“I love you” should never be linked to “I want your love.” Lovers are not lovers who aren’t free. Love never demands the return of love. I might expect you to love me in return, and that’s fine, but real love does not depend on the return of love. Is love a bribe? Is love a conditional arrangement? No! Therefore, the Hexed Westview, as imagined by grieving Wanda, must come to an end.
Nostalgia and the past can chain us, cripple us. The key that unlocks that chain is “goodbye.” Otherwise, we cannot be. That which we are truly meant to be cannot be born.
Help Me, Wanda!

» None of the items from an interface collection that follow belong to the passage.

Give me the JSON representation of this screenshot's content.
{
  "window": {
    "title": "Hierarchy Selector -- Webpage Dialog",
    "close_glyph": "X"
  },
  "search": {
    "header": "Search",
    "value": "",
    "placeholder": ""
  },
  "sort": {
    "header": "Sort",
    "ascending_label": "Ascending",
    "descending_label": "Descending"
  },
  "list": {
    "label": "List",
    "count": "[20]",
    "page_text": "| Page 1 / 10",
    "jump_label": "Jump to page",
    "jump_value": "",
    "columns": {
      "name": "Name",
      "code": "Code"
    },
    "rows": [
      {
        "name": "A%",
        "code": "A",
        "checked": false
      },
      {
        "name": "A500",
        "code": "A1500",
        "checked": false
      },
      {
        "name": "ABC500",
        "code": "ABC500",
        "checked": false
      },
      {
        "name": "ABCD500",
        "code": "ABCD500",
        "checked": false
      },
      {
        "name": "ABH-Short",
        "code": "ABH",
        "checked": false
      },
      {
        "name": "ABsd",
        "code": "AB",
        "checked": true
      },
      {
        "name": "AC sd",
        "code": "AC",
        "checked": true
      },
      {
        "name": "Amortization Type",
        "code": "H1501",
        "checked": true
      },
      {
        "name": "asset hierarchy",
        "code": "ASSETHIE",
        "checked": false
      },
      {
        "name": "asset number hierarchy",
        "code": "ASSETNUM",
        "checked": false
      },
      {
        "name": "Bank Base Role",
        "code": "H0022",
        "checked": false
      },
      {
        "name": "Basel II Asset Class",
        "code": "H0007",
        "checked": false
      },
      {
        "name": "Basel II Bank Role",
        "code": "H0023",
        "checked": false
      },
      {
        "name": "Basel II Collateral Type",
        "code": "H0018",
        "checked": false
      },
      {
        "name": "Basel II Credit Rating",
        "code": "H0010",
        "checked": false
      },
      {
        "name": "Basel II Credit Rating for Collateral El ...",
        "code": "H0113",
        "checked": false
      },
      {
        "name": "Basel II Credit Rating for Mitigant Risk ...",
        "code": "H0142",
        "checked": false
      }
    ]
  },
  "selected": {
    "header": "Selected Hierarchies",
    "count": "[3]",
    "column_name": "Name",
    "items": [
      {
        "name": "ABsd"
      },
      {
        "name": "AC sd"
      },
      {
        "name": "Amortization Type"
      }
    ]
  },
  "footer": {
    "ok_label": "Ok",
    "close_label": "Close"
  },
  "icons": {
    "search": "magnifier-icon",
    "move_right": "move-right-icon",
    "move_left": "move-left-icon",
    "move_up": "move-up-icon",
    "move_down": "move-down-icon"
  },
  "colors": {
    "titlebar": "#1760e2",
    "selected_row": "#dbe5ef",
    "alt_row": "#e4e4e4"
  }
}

For most of the nine episodes of WandaVision, Wanda has been sleepwalking through life, hiding from the incredible pain no human being should ever have to suffer, escaping. She’s been dreaming life away. But in the WandaVision finale, she’s awake, at great personal cost.
One of the reasons that I won’t hesitate to call WandaVision a spiritual show is that it is about waking up. What does spirituality mean if not waking up? What is the value in anything claiming to be spiritual or Christian that is disconnected from reality (Cf. Mark 1:15; Matthew 3:2; 4:17; Isaiah 60:1; Ephesians 5:11-14)?
That which is truly spiritual brings peace, but not the peace of unawareness in slumbering dreams. Many Catholics and other Christians today are blissfully unaware that they are asleep. Like Father Tony de Mello says, “They’re born asleep, they live asleep, they marry in their sleep, they breed children in their sleep, they die in their sleep without ever waking up. And they go to Church asleep, too.” But the real Good News, the authentic spirituality, is about waking up (see John 5:25, 28; 8:51; 11:25-26; Revelation 3:1-3).
WandaVision Finale Does Not Cheat Wanda
WandaVision does give us a satisfying conclusion to a fantastic series. Instead of miring itself in fanboy/fangirl service providing eye-candy of cameos and wtf moments, WandaVision remains true to Wanda’s story. Had Reed Richards or Doctor Strange arrived, it would have significantly detracted from Wanda’s healing and sacrifice. Wanda is no damsel-in-distress. She is a superhero, and she needed to resolve this in her yes.
The second after-credits scene takes place far away by a crystal lake at the bottom of a picturesque mountain (could this be Mount Wundagore?). The vibes turn quickly from Bob Ross to Sam Raimi. We enter a cabin occupied by Wanda Maximoff drinking coffee. But in the other room, the Scarlet Witch’s spectral image levitates scrutinizing the Darkhold, casting spells. We hear the terrified cries of her children, Billy and Tommy. What is this craziness about?
This is a big homage to Sam Raimi’s beloved “Evil Dead” movies, by the way. This can be seen clearly with the familiar cabin, ghostly cries, incantations, and the forbidden evil spellbook.
It also creatively winks at fans that Wanda’s story will pick up next in “Doctor Strange in the Multiverse of Madness,” Marvel’s first horror film, helmed by Raimi. This is being filmed right now. Make mine Marvel, baby!